Now despite my mistrust for the head of the company, I saw people pointing out problems WAY less problematic than what I just mentioned. The talking heads of comics were complaining about the contracts. The contracts were basically fair in my opinion, there were a lot of publishers you could work with that would let you keep your rights, such as Oni and Image, they also wouldn't pay you very much at all, or at least until the printing of the book was covered and made enough royalties to pay you way after the fact. Tokyopop was offering a different kind of trade, big money upfront ( about 15K a book ) in exchange for your IP, which I thought was fair but it wasn't for me so I never pursued it. What made me ache was all the people who signed the contract had their series canceled, and didn't see any of this coming. So the word was spread that "Tokyopop contracts were unfair" and I went out of my way to stick up for them in this regard. I guess it was just more fashionable to side with artists then pick at more pressing issues lurking behind the scenes like the overproduction, weak advertising for books that needed it, and cancellation of stories without resolutions.
While I was working on Ghostbusters the Tokyopop layoffs occurred, and all but a few people were left of the staff I was so fond of. At first I was simply upset because I knew all these people worked hard and I adored them. Then I heard that Stu was making a movie company and split his assets and I was pissed. Tokyopop lost money on overproduced returned books and Borders closing which is understandable, but he took the opportunity to bail on his comic company to fund his movie company. Even though my editor buddy Alexis was unfired he wisely got out of there ASAP and I started looking at different avenues/publishers for work. From there it was all down hill, a Otaku reality series, Losing many of their best IPs, leaving a bare bones staff at the publishing side of Tokyopop while he pursued movies. Stu basically used and abused comics/manga to become a DJ, and then when I suppose his aspirations went a little higher than "DJ" he murdered what was left of his company so he could be in movies.
Tokyopop was essentially a great comic company with a brilliant staff who loved comics run by a guy who didn't understand or care for comics.

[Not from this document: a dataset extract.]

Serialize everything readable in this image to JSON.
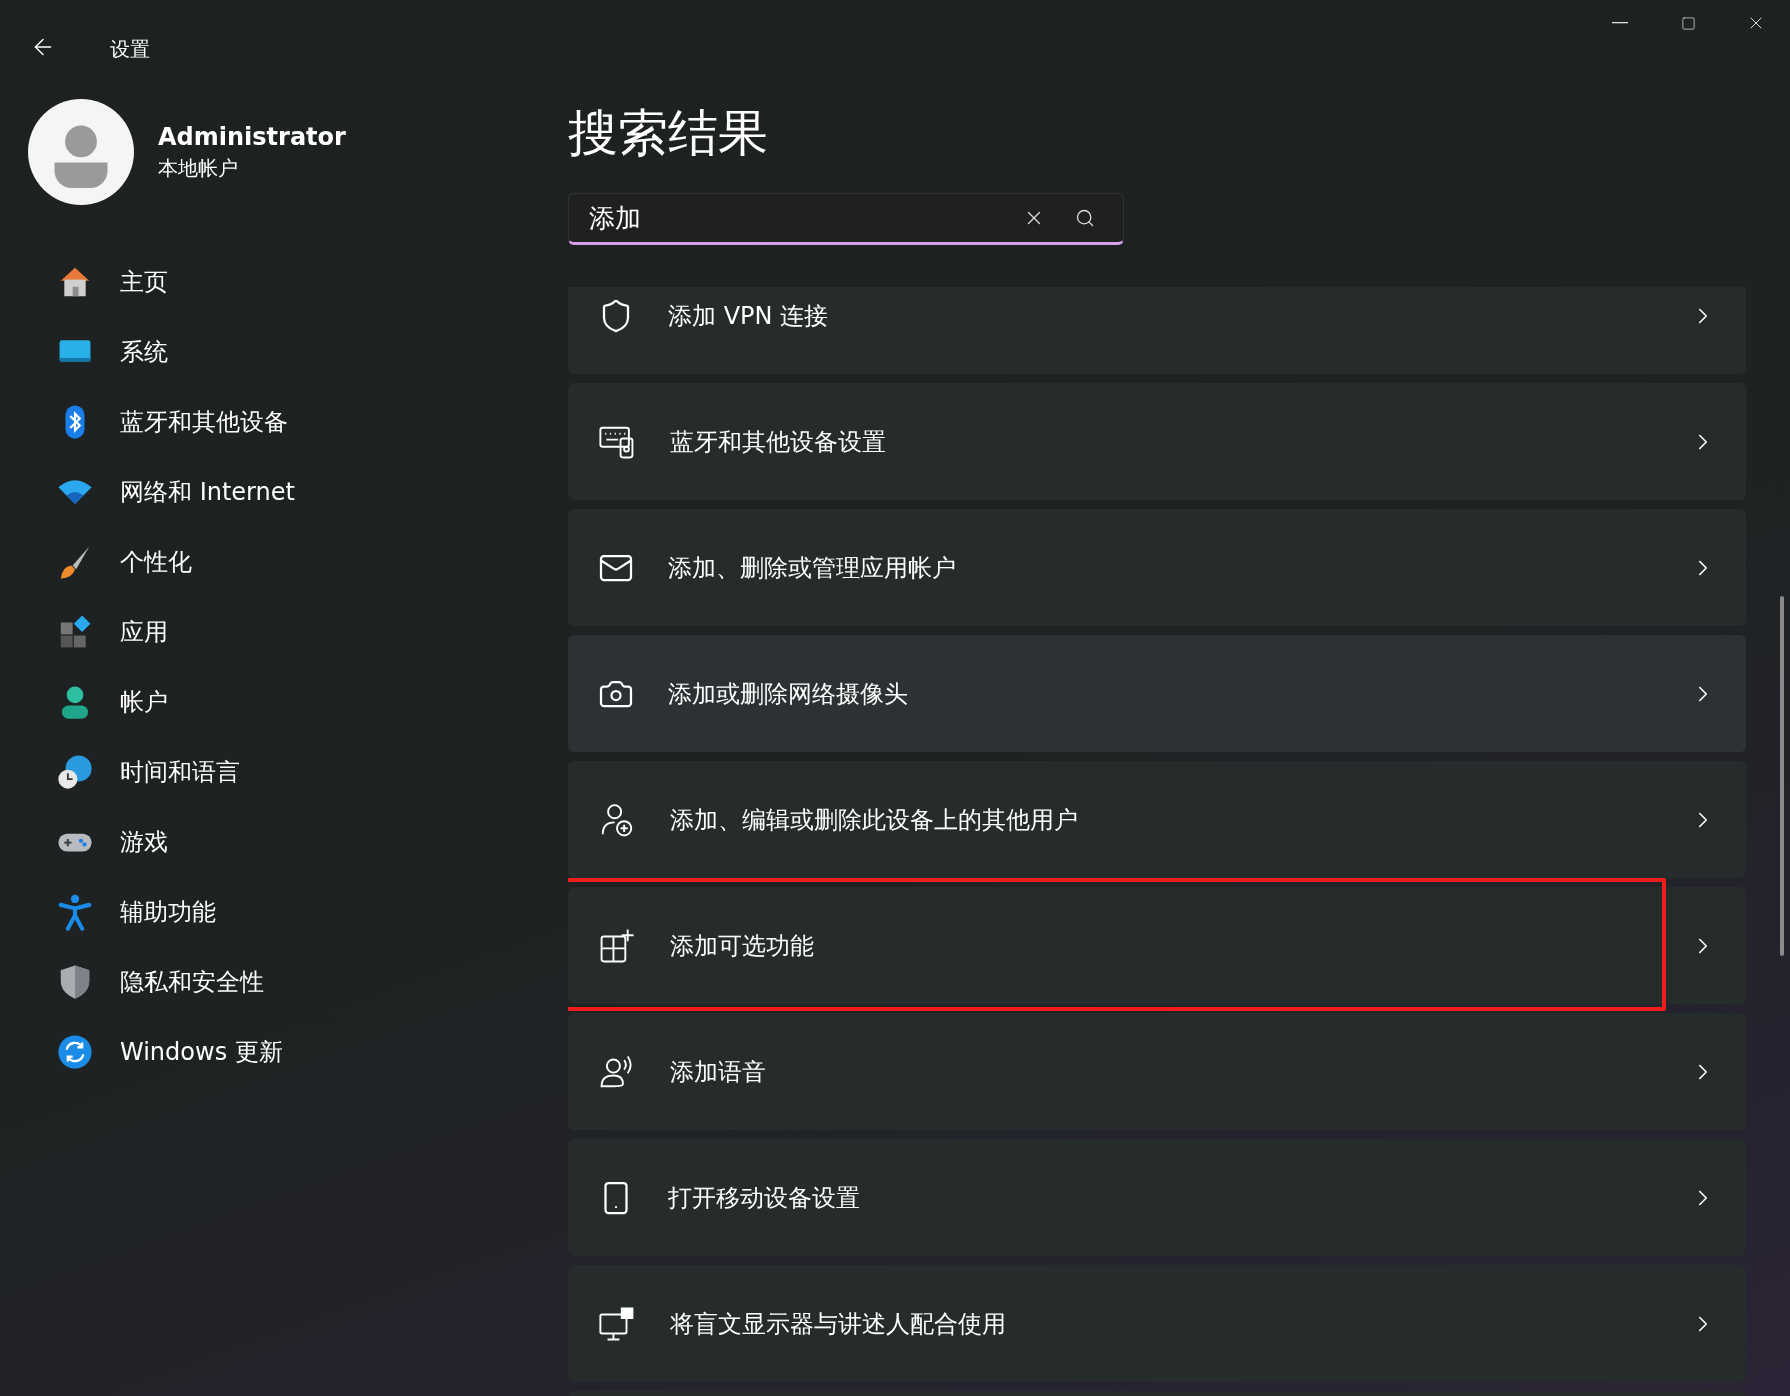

I met my best friend and rival there, I got my first editor who actually cared to see me succeed, I made a lot of friends, publishing contacts, gained money and experience, I have love for Tokyopop and none for Stu Levy who squandered a good thing.
Edit- No need to wish me well fellas' I appreciate it but I've had my hands full with non TP projects for a while now.